WHAT THE TASK ASKS →
Would you find each line in the entries below with the string "screenshot" and copy it?

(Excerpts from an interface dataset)
------------------------

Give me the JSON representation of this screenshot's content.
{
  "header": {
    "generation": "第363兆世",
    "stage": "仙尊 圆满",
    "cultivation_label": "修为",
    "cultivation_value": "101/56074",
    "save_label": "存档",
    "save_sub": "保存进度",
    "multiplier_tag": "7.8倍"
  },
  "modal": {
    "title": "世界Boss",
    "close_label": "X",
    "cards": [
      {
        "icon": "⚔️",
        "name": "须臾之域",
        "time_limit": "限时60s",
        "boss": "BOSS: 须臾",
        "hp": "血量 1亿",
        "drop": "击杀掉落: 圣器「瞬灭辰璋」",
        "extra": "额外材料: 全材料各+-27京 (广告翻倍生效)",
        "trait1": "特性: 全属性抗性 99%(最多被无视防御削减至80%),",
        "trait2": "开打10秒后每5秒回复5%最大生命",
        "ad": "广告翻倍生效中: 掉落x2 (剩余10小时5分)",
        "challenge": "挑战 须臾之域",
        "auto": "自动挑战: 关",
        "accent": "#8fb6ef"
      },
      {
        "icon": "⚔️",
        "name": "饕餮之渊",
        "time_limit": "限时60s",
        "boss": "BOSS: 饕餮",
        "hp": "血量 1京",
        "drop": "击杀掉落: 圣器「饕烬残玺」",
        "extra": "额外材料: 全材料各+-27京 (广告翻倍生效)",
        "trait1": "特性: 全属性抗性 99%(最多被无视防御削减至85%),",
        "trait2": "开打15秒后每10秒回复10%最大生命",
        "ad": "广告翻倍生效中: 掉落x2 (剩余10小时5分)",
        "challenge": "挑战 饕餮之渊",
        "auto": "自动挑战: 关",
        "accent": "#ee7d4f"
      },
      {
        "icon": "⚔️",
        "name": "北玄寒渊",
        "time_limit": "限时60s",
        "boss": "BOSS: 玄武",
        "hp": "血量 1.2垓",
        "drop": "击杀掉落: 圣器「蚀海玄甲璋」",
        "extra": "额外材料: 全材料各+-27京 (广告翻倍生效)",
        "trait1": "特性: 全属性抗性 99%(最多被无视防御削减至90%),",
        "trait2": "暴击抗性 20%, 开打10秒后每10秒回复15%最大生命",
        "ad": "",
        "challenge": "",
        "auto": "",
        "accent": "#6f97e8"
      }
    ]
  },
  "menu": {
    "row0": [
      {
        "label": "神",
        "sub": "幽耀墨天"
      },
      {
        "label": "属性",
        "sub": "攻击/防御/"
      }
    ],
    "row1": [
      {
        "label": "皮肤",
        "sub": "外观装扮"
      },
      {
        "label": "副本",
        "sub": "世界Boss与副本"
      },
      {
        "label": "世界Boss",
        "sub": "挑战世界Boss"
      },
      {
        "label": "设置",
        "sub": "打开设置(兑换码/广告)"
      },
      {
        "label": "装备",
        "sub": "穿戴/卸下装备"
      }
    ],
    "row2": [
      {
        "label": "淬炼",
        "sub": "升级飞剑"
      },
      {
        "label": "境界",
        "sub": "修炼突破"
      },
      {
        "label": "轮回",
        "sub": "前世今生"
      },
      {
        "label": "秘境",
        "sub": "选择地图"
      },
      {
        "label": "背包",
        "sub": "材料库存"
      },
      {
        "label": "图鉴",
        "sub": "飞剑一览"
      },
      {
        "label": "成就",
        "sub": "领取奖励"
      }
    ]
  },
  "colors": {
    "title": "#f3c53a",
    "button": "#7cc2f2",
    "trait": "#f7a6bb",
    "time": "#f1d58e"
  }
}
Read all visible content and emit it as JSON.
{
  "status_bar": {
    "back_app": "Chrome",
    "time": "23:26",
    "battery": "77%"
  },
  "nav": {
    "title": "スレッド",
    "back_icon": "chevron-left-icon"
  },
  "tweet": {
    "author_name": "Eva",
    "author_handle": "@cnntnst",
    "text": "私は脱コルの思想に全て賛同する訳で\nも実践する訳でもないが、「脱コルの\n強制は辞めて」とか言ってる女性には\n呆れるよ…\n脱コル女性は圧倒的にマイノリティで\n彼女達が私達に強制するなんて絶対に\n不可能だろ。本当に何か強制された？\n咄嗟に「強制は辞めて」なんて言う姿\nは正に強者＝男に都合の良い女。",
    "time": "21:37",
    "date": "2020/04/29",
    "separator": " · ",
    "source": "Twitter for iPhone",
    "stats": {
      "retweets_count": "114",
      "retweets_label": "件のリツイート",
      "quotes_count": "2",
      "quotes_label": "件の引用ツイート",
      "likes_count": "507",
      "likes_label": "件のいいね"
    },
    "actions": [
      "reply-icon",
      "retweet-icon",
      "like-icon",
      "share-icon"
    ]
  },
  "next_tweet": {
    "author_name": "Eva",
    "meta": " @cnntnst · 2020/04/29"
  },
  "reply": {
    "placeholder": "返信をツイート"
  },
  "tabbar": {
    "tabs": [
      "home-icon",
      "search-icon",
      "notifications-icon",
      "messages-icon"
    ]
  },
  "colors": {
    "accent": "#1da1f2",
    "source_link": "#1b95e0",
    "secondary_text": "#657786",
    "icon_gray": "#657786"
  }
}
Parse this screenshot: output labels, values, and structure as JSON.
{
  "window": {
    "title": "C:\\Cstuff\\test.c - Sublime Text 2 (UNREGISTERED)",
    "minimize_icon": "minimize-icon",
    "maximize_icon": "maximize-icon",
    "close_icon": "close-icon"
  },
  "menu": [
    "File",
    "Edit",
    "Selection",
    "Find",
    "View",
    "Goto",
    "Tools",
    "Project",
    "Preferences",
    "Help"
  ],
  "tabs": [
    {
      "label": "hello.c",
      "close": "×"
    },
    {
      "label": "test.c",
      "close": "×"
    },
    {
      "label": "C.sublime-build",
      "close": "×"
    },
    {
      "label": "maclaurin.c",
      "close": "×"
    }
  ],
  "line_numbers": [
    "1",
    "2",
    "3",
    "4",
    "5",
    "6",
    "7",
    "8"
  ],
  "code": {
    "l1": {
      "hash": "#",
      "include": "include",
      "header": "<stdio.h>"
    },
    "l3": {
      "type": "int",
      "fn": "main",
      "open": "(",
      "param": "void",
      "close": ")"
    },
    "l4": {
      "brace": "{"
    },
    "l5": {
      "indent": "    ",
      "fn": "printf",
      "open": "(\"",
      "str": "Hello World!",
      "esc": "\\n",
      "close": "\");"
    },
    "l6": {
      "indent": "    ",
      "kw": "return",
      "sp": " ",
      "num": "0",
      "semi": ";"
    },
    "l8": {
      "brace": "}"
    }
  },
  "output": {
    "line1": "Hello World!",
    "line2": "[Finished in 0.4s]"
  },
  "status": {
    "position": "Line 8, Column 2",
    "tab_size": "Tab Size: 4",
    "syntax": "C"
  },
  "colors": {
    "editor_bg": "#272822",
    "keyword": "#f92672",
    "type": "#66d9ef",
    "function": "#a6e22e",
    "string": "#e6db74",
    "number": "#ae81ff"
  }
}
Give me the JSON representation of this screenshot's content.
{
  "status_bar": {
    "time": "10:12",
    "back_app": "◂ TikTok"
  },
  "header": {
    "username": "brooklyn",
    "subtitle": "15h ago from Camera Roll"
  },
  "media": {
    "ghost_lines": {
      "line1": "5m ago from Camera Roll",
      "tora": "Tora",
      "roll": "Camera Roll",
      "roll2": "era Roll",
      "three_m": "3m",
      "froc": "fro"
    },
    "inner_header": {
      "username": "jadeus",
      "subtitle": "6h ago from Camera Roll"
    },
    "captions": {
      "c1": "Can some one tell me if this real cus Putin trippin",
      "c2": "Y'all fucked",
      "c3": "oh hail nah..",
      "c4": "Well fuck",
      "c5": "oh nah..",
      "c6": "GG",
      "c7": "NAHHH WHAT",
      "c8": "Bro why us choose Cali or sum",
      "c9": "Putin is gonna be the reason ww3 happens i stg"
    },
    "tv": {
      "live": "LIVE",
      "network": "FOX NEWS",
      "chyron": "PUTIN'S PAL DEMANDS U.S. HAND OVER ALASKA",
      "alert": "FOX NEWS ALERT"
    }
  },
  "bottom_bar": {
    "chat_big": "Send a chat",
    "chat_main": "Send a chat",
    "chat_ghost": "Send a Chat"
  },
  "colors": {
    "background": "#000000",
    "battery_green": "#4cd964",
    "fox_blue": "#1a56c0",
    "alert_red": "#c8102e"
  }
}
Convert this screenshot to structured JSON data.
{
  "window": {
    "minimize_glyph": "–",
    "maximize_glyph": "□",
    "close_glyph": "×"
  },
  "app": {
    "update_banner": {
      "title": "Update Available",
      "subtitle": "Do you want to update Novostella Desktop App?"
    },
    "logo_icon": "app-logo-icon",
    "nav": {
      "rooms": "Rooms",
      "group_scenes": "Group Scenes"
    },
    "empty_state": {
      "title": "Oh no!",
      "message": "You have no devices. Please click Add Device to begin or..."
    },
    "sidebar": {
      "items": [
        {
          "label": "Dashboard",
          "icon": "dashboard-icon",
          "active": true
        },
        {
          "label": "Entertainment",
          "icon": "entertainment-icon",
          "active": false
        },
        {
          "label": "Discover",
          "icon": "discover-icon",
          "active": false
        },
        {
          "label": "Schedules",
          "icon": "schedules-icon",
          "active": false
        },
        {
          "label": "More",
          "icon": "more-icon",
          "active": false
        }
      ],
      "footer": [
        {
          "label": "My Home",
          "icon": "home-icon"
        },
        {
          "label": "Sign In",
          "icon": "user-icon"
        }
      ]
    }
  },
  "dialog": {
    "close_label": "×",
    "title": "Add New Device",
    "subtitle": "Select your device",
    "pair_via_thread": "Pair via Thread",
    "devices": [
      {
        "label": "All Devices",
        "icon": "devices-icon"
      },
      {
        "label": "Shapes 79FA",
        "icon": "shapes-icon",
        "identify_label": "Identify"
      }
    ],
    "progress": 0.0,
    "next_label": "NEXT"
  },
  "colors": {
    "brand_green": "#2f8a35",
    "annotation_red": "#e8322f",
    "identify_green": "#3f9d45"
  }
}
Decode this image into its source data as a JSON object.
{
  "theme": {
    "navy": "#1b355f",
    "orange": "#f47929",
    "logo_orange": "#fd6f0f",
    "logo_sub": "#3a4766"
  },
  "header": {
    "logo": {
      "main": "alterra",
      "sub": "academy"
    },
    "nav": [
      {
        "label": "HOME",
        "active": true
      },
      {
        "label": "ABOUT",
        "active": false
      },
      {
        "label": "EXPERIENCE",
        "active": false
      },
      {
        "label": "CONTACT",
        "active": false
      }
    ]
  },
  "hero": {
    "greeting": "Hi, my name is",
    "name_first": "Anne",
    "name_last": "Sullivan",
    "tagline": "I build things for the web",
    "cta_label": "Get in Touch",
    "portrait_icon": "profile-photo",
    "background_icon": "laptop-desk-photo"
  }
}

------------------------

WRITTEN REPLY →
Give me the JSON representation of this screenshot's content.
Parse this screenshot: output labels, values, and structure as JSON.
Give me the JSON representation of this screenshot's content.
Convert this screenshot to structured JSON data.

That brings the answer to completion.